(Le Mars) — For the past 40 years, Mark Hentges of Le Mars has responded to the call to fight fires, perform rescues, help at vehicle accidents, detect natural gas and propane leaks, investigate a build up of carbon monoxide in homes, act upon and clean up a hazard materials spill, and a whole list of
other duties and responsibilities of being a member of the Le Mars Fire and Rescue Department. On Thursday, January 23rd, Hentges turned in his firefighter helmet and turnout gear as he officially retired as a firefighter. Hentges rose to the rank of captain, and for a time, also as the assistant chief with the department, and worked with three different fire chiefs. He tells what got him interested in becoming a firefighter.
At the time Hentges first started as a Le Mars firefighter, the fire station was located on the north end of Central Avenue, or what now is the Turn Around Dance Academy. He says because of the proximity of his employment with the Le Mars Daily Sentinel to the then fire station, he would often be able to be the first one on the scene of an emergency.
Hentges says he has seen far too many vehicle accidents during his career as a fire and rescue member, and they all seem to blend together in his memory. But, he does recall, specifically, three incidents involving fires or explosions.
The retiring firefighter says he always wanted to extend a hand to those that faced adversity either through a home fire, or a tragic vehicle accident, or any other emergency.
Fortunately, according to Hentges, the greatest changes that have occurred over his 40-year career is the equipment used has become safer.
He says the turn-out clothing gear is safer, along with the air packs and oxygen masks worn into fires and other dangerous situations have become better for the firefighter.

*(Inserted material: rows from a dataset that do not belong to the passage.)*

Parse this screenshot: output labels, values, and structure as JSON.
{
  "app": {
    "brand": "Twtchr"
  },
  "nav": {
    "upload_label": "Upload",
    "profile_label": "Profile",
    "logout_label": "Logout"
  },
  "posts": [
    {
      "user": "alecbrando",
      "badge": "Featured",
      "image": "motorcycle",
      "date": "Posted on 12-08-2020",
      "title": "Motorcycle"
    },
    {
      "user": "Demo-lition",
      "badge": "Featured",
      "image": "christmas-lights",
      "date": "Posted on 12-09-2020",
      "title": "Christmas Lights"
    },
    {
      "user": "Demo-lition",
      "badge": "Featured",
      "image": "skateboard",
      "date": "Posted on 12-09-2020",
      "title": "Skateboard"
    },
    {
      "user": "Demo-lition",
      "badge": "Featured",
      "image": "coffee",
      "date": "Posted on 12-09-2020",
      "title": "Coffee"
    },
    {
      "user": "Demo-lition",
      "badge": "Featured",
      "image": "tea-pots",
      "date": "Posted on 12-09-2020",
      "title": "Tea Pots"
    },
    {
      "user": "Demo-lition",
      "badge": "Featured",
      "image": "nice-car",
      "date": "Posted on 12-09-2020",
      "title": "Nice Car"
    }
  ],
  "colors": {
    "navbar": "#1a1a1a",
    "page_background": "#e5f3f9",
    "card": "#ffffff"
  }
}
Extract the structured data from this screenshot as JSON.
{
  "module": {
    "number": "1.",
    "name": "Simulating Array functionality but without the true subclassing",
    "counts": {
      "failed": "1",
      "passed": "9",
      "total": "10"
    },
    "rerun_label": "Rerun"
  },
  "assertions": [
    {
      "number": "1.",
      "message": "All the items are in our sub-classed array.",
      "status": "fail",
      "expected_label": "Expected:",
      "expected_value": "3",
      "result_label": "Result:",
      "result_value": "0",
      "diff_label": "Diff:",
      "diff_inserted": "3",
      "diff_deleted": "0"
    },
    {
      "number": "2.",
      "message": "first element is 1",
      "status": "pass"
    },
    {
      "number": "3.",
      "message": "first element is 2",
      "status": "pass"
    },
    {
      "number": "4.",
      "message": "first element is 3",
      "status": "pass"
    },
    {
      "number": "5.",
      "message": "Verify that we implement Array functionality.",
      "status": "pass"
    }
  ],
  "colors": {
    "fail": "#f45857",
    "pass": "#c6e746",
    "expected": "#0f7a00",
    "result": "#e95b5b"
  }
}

He recalls the time when the Le Mars Fire and Rescue Department acquired its first ladder truck, and the trucks since that time that have been added to the fleet.
Hentges says he will not miss waking up in the middle of the night to respond to a vehicle accident, or a fire. However, he will miss the brotherhood and camaraderie and “family atmosphere” he had with his fellow firefighters.
Hentges is pleased to have his son, and sons-in-law carry on the tradition as they too have become full-time firefighters and paramedics in central Iowa. Le Mars Firefighter Number 31 is now officially off duty.